participants. When reserving your room please state that you are with
CMU- Chemical Engineering CAPD group. The current rate is approximately
$126 + tax per night for a single room plus parking fee of $17 per day.

Fees: The fees include all instructional materials, background materials, a
manual of notes, computer use, parking, a continental breakfast each day,
and a closing luncheon. In addition a free copy of Chemical Engineering
Optimization Problems with GAMS, which includes PC-based software will be
provided as well as a copy of Systematic Methods of Chemical Process Design
by Biegler, Grossmann, and Westerberg.

Note: a 25% discount is available to industrial affiliates of the CAPD
Consortium. Please make checks payable to: Carnegie Mellon University,
Department of Chemical Engineering.

Registration: Register by completing and returning the form in:
If you need specific information please contact Toni McIltrot at
[log in to unmask] (Tel: 412-268-3573; Fax: 412-268-7139). As the course
format limits class size, please notify us 10 days before the start of a
session should you wish to transfer or cancel your registration. A $250
service charge is assessed if notification of cancellation is received after
that time.

The price for taking the modules is as follows:
One module out of six: $560
Any of two modules out of six: $960
Any of three modules: $1,600
All six modules: $2,800

For members of CAPD there is a 25% discount.
One module out of six: $420
Any of two modules out of six: $720
Any of three modules: $1,200
All six modules: $2,100

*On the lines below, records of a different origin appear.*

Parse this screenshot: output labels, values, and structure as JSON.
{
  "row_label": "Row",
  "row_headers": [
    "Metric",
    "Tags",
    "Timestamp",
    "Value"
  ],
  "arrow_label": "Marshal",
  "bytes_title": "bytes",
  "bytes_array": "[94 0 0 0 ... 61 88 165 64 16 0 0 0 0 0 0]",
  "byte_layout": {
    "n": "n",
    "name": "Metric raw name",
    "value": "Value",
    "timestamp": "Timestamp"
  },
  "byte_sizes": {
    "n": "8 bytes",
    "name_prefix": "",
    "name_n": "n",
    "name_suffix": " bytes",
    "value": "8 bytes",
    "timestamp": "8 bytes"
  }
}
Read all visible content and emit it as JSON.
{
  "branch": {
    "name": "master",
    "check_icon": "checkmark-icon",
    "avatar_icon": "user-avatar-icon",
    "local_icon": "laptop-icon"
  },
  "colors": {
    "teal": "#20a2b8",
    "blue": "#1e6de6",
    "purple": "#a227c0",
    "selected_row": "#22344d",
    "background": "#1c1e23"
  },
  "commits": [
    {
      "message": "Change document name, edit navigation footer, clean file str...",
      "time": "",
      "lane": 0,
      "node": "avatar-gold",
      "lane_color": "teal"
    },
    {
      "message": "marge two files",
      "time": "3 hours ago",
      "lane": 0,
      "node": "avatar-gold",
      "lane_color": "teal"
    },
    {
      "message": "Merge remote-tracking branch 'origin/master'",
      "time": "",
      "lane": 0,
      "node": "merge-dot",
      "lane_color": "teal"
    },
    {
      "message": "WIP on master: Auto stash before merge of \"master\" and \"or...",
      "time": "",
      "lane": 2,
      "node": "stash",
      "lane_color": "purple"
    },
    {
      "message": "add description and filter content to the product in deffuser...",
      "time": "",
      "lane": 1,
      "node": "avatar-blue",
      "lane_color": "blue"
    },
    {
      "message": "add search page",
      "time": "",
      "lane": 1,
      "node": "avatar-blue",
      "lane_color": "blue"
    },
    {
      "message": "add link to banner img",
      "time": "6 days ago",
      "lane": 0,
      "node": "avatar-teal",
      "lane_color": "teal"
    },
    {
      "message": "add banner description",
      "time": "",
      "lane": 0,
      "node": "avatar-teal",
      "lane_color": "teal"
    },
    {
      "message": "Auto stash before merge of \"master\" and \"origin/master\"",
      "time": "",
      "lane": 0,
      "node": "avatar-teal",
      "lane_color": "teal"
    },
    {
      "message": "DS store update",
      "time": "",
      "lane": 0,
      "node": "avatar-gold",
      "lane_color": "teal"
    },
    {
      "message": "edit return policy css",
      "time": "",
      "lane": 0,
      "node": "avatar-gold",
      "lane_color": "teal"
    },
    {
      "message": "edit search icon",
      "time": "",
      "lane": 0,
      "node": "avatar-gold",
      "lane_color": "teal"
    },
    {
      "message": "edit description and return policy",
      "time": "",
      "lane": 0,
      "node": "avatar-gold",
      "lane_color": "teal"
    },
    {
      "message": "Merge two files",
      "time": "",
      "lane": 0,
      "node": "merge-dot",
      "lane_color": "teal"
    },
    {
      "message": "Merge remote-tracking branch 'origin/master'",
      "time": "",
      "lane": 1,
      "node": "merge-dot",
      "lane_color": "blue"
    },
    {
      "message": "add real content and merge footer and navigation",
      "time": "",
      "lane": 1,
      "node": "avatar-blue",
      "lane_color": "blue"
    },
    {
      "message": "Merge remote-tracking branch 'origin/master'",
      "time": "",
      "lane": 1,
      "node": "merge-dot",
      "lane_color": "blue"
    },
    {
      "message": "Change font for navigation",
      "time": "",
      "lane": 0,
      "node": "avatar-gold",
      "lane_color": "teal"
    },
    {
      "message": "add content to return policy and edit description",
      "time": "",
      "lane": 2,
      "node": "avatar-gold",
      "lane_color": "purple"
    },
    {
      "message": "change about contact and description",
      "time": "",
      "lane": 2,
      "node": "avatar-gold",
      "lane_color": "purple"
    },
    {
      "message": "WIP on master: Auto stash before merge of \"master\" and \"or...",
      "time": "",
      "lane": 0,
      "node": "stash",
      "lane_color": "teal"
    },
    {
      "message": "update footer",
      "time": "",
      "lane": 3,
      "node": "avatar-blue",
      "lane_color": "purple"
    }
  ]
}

Testimonials of Past Participants...

Excellent course that covers a lot of topics and discusses most of the
important issues within these topics.

I got a lot out of the course-excellent job!

All lecturers were excellent!